** Information provided follows **

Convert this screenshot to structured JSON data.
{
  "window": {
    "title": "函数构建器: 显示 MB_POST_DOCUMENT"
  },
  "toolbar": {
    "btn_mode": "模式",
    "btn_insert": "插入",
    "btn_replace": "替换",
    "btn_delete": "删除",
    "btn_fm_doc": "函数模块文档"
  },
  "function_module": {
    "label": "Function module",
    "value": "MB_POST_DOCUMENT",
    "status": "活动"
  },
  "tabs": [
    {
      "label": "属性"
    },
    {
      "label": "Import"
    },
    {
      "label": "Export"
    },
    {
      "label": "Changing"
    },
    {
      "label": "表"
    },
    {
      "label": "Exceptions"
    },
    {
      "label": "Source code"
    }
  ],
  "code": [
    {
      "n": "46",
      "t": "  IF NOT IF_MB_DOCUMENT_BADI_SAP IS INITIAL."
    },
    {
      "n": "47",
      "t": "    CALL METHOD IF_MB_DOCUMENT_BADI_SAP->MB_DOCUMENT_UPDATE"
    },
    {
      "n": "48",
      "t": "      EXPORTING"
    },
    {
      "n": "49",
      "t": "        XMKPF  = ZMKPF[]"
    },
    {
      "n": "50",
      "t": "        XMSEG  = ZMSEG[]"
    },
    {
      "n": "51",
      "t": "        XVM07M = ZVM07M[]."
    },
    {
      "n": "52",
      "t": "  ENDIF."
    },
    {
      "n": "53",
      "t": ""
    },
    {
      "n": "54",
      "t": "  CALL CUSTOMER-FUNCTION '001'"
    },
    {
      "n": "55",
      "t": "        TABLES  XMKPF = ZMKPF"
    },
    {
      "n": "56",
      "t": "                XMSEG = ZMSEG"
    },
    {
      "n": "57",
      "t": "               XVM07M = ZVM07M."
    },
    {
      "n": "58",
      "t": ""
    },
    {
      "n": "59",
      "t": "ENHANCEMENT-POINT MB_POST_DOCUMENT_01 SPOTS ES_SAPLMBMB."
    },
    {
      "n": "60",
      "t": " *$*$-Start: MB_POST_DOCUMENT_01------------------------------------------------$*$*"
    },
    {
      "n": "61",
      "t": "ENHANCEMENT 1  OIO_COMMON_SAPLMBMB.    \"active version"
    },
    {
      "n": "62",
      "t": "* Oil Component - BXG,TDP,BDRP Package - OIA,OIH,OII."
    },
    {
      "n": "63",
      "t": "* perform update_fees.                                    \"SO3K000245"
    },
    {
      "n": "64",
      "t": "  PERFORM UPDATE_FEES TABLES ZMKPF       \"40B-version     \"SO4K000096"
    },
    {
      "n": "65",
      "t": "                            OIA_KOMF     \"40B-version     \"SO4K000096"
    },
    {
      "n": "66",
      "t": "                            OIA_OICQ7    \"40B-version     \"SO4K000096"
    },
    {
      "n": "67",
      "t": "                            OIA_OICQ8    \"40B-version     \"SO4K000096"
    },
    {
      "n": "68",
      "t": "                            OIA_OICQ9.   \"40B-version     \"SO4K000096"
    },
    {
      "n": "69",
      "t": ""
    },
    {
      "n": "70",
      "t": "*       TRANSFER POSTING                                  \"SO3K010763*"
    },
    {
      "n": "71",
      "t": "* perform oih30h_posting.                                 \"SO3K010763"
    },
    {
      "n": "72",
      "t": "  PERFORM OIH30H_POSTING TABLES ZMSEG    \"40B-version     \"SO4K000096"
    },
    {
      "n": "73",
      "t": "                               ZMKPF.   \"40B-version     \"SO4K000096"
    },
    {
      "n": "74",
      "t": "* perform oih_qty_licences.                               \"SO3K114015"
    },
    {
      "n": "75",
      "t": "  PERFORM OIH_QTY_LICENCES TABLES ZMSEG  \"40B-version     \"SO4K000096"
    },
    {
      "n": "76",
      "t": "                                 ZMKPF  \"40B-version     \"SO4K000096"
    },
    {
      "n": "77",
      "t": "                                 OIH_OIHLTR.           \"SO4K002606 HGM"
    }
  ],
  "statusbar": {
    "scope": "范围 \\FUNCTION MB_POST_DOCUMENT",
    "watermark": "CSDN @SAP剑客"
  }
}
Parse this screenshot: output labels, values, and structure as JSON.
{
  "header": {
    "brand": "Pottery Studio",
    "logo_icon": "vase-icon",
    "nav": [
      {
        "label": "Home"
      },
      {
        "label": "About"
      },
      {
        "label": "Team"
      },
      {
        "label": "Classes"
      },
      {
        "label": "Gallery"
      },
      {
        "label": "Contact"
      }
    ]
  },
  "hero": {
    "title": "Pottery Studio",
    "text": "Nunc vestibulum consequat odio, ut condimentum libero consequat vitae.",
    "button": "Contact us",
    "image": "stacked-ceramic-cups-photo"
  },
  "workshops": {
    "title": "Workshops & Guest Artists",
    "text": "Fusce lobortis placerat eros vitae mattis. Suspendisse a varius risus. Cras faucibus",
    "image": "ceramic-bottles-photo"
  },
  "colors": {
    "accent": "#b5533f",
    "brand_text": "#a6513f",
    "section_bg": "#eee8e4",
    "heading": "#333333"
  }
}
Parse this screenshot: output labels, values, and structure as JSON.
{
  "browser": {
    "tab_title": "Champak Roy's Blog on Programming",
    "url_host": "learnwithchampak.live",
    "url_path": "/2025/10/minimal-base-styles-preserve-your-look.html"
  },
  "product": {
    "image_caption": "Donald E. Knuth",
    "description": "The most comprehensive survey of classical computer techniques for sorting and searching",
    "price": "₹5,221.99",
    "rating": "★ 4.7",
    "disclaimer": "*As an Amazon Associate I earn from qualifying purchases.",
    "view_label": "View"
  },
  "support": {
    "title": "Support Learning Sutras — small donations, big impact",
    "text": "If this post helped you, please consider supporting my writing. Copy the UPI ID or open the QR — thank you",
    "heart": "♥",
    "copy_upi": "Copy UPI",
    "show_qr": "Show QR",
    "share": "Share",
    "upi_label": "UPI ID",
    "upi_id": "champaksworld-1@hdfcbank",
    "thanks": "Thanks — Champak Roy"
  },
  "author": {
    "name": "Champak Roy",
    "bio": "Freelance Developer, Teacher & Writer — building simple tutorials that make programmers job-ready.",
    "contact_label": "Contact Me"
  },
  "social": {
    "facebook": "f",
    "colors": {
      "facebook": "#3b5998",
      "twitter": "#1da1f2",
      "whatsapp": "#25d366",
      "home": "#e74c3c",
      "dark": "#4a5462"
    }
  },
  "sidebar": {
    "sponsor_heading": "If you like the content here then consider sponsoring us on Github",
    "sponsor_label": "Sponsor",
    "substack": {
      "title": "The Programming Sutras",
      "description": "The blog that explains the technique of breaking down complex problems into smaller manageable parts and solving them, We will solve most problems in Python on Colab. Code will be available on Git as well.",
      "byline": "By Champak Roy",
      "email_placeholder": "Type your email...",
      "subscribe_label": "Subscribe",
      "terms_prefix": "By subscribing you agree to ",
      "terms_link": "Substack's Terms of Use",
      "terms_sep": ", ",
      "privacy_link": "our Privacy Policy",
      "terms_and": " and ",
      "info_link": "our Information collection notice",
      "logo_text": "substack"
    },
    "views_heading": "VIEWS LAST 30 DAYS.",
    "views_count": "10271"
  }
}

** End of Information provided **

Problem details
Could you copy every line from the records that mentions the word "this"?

Answer section
Convert this screenshot to structured JSON data.
Parse this screenshot: output labels, values, and structure as JSON.
Parse this screenshot: output labels, values, and structure as JSON.
    "text": "If this post helped you, please consider supporting my writing. Copy the UPI ID or open the QR — thank you",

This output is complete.